#### Directions:
Every single entry below should be reproduced verbatim.

[Data records for software interfaces]
%%

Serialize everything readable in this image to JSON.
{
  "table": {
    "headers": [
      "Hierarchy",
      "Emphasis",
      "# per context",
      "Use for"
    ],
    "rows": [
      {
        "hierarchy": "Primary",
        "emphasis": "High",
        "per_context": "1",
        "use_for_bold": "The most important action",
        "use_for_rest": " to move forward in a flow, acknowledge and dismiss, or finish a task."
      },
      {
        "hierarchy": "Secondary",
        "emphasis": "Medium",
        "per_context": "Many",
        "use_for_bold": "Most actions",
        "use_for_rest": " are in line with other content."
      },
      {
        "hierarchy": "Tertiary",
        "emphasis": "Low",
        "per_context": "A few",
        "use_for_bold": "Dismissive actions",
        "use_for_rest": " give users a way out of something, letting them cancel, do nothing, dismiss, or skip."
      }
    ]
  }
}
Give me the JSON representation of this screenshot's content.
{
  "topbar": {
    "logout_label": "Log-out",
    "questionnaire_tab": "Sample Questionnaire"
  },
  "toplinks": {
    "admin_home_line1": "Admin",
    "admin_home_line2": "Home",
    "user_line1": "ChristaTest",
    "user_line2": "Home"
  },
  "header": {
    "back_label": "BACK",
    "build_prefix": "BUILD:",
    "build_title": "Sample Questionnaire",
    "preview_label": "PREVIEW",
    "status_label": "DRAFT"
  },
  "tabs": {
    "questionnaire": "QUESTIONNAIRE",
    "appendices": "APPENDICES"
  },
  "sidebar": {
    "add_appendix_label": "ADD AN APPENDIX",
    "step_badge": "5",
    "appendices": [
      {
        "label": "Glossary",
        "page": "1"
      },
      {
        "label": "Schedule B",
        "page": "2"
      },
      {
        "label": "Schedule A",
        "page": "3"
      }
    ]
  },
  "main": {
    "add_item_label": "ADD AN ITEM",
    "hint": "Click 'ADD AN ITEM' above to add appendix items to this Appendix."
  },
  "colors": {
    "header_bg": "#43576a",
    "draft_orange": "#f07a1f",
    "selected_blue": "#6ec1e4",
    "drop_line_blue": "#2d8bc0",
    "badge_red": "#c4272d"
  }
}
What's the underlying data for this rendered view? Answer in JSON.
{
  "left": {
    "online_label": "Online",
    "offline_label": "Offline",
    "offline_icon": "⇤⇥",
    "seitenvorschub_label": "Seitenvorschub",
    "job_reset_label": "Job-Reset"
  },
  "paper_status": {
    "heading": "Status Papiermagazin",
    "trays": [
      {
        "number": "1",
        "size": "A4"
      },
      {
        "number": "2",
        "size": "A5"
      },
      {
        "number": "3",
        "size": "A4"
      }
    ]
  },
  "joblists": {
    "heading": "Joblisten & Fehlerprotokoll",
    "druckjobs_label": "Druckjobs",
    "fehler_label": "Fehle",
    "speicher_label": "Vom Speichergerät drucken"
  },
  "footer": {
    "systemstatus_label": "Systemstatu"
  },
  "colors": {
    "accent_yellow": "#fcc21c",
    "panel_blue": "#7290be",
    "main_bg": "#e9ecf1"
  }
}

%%

#### Solution to this exercise:
Serialize everything readable in this image to JSON.
{
  "table": {
    "headers": [
      "Hierarchy",
      "Emphasis",
      "# per context",
      "Use for"
    ],
    "rows": [
      {
        "hierarchy": "Primary",
        "emphasis": "High",
        "per_context": "1",
        "use_for_bold": "The most important action",
        "use_for_rest": " to move forward in a flow, acknowledge and dismiss, or finish a task."
      },
      {
        "hierarchy": "Secondary",
        "emphasis": "Medium",
        "per_context": "Many",
        "use_for_bold": "Most actions",
        "use_for_rest": " are in line with other content."
      },
      {
        "hierarchy": "Tertiary",
        "emphasis": "Low",
        "per_context": "A few",
        "use_for_bold": "Dismissive actions",
        "use_for_rest": " give users a way out of something, letting them cancel, do nothing, dismiss, or skip."
      }
    ]
  }
}
Give me the JSON representation of this screenshot's content.
{
  "topbar": {
    "logout_label": "Log-out",
    "questionnaire_tab": "Sample Questionnaire"
  },
  "toplinks": {
    "admin_home_line1": "Admin",
    "admin_home_line2": "Home",
    "user_line1": "ChristaTest",
    "user_line2": "Home"
  },
  "header": {
    "back_label": "BACK",
    "build_prefix": "BUILD:",
    "build_title": "Sample Questionnaire",
    "preview_label": "PREVIEW",
    "status_label": "DRAFT"
  },
  "tabs": {
    "questionnaire": "QUESTIONNAIRE",
    "appendices": "APPENDICES"
  },
  "sidebar": {
    "add_appendix_label": "ADD AN APPENDIX",
    "step_badge": "5",
    "appendices": [
      {
        "label": "Glossary",
        "page": "1"
      },
      {
        "label": "Schedule B",
        "page": "2"
      },
      {
        "label": "Schedule A",
        "page": "3"
      }
    ]
  },
  "main": {
    "add_item_label": "ADD AN ITEM",
    "hint": "Click 'ADD AN ITEM' above to add appendix items to this Appendix."
  },
  "colors": {
    "header_bg": "#43576a",
    "draft_orange": "#f07a1f",
    "selected_blue": "#6ec1e4",
    "drop_line_blue": "#2d8bc0",
    "badge_red": "#c4272d"
  }
}
What's the underlying data for this rendered view? Answer in JSON.
{
  "left": {
    "online_label": "Online",
    "offline_label": "Offline",
    "offline_icon": "⇤⇥",
    "seitenvorschub_label": "Seitenvorschub",
    "job_reset_label": "Job-Reset"
  },
  "paper_status": {
    "heading": "Status Papiermagazin",
    "trays": [
      {
        "number": "1",
        "size": "A4"
      },
      {
        "number": "2",
        "size": "A5"
      },
      {
        "number": "3",
        "size": "A4"
      }
    ]
  },
  "joblists": {
    "heading": "Joblisten & Fehlerprotokoll",
    "druckjobs_label": "Druckjobs",
    "fehler_label": "Fehle",
    "speicher_label": "Vom Speichergerät drucken"
  },
  "footer": {
    "systemstatus_label": "Systemstatu"
  },
  "colors": {
    "accent_yellow": "#fcc21c",
    "panel_blue": "#7290be",
    "main_bg": "#e9ecf1"
  }
}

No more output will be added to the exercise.